Rhodes’ coast is almost entirely lined with beaches, so you’re spoilt for choice. The north and east, particularly close to the Old Town, is heaving with holidaymakers in the summer, thanks to its family-friendly sand beaches. Elli is particularly popular. It’s generally easier to find a spot on the wind-whipped west, where crystal waters lap against craggy cliffs. The south is paradise for surfers and kite surfers, particularly Prasonisi.
Crete’s beaches are among the best in the world. Its 650 miles of coastline is dotted with Blue Flag beaches, lagoons, wild coves and Caribbean-like white sands. Elafonissi Beach is probably the most famous, with its oft-Instagrammed rolling pink dunes and turquoise waters. The northern coastline is much more developed, with busy resorts like Malia and Hersónissos. Crete is a prime snorkelling destination too. For aquatic adventures, hotfoot to Voulisma Beach or Frangokastello Beach in the south.
Rhodes offers a staggering array of hotels, B&Bs, campsites and apartments, suited to every budget and taste. It’s long been a popular all-inclusive destination, and it’s easy to find a package holiday for a steal. Consider basing yourself in the northeast, which provides easy access to the Old Town and great beaches.
Given Crete’s size, it’s a good idea to pick an area and stick to it, rather than try to explore the entire island in one go. The north is over-developed, with package-tour resorts like Mália full of young Brits on blow-outs, best avoided. Eloúnda, is the home of luxury hotel and villa complexes, perfect for those looking for infinity pools and fine dining. For those looking for something in the middle, there are thousands of options, from boutique hotels to well-appointed apartments.
Both Crete and Rhodes offer a mild climate in winter and blistering heat in summer.

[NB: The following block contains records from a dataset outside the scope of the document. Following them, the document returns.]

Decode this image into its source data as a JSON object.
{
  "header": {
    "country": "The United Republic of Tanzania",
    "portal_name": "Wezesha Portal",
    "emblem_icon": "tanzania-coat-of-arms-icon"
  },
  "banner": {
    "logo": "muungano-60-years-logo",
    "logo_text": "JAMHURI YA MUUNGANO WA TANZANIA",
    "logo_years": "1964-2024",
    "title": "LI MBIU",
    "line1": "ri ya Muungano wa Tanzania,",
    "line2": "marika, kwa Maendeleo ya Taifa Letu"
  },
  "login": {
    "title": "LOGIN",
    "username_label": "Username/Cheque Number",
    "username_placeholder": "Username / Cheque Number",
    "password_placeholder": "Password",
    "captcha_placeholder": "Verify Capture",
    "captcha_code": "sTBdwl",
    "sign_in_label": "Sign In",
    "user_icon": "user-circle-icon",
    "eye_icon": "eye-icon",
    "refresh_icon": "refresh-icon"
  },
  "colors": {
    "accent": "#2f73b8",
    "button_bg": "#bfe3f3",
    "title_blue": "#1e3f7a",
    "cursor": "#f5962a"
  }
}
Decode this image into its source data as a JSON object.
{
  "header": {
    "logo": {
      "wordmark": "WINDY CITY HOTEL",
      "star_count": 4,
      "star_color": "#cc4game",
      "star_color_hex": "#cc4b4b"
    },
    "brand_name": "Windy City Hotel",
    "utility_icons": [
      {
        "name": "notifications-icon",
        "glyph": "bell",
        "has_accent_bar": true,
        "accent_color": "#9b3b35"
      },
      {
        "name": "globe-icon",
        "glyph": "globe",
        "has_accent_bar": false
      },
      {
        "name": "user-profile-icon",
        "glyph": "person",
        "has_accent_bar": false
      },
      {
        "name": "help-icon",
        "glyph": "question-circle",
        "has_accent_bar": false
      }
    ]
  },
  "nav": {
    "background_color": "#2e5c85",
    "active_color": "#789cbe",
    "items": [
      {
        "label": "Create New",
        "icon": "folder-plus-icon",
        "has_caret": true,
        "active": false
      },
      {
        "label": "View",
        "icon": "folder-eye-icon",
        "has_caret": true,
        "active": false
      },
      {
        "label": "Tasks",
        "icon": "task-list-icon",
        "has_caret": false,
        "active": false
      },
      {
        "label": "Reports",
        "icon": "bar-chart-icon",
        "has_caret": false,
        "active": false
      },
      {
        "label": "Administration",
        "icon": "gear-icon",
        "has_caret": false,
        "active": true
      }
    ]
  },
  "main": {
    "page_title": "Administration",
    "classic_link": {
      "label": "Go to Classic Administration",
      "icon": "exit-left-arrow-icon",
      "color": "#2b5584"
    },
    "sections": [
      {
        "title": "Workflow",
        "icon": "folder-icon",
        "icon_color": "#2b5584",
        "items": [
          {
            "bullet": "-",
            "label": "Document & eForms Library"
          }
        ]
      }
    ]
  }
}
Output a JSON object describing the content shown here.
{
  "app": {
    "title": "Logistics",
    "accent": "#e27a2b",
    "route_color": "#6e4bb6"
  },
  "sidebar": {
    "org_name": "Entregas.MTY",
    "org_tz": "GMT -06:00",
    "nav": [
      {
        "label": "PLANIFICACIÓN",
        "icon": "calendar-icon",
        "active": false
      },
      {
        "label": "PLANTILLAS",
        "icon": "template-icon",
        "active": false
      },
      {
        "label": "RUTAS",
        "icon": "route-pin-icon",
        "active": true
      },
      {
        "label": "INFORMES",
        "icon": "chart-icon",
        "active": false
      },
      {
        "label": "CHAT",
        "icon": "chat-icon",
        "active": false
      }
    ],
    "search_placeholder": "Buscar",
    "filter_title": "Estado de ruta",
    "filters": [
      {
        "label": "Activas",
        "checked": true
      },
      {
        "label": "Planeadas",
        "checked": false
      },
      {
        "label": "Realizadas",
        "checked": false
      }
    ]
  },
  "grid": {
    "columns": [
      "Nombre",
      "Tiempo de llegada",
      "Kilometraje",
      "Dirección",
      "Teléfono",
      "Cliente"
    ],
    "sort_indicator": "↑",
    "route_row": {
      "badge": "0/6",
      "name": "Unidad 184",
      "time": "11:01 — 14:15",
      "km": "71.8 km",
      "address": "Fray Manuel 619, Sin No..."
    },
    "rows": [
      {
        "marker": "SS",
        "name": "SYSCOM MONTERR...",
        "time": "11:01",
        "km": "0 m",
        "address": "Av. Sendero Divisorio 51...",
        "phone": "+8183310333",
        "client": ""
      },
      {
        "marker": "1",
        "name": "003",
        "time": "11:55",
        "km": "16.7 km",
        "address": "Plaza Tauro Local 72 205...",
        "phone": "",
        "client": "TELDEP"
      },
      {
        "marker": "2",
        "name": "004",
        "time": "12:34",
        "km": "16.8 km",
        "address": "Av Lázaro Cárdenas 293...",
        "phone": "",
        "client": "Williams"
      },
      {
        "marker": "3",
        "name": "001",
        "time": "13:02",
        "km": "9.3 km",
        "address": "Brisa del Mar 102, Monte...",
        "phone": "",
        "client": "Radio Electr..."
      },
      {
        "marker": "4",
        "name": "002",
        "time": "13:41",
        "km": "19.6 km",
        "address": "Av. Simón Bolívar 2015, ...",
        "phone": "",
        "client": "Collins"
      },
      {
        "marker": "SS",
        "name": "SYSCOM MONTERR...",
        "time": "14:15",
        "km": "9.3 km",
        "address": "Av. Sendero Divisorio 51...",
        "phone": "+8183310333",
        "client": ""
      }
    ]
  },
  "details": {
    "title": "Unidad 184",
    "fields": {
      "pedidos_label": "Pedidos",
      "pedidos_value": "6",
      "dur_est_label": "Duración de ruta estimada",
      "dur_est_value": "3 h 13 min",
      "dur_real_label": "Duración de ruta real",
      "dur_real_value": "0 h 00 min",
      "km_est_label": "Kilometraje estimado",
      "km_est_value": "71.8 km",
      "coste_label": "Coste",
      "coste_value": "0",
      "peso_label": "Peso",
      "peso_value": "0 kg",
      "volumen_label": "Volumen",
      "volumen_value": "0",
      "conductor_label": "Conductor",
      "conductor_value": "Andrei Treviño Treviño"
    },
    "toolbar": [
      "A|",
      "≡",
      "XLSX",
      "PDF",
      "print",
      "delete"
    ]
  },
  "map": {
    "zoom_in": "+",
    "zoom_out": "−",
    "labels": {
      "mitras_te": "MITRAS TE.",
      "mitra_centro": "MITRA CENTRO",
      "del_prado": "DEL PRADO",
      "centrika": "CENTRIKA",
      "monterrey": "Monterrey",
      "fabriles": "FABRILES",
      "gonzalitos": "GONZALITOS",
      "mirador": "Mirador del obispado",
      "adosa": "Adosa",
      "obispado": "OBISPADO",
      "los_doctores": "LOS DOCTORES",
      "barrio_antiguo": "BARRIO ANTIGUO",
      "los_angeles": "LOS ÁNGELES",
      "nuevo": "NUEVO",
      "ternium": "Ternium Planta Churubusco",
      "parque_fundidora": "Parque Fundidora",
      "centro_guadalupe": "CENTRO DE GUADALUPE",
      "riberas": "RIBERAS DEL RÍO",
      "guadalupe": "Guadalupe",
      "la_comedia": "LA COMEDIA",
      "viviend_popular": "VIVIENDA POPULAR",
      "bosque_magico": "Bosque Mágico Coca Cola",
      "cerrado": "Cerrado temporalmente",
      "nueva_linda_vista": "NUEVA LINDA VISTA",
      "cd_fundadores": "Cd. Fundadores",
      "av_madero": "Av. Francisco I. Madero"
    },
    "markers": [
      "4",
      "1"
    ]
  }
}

There’s little difference between the two in temperature, though some argue that Crete is marginally warmer due to its more southerly location. Both destinations are popular in the summer, teeming with sun-seeking holidaymakers. If you’re after seclusion (and a little less heat), April, May, September and October are the best times to visit.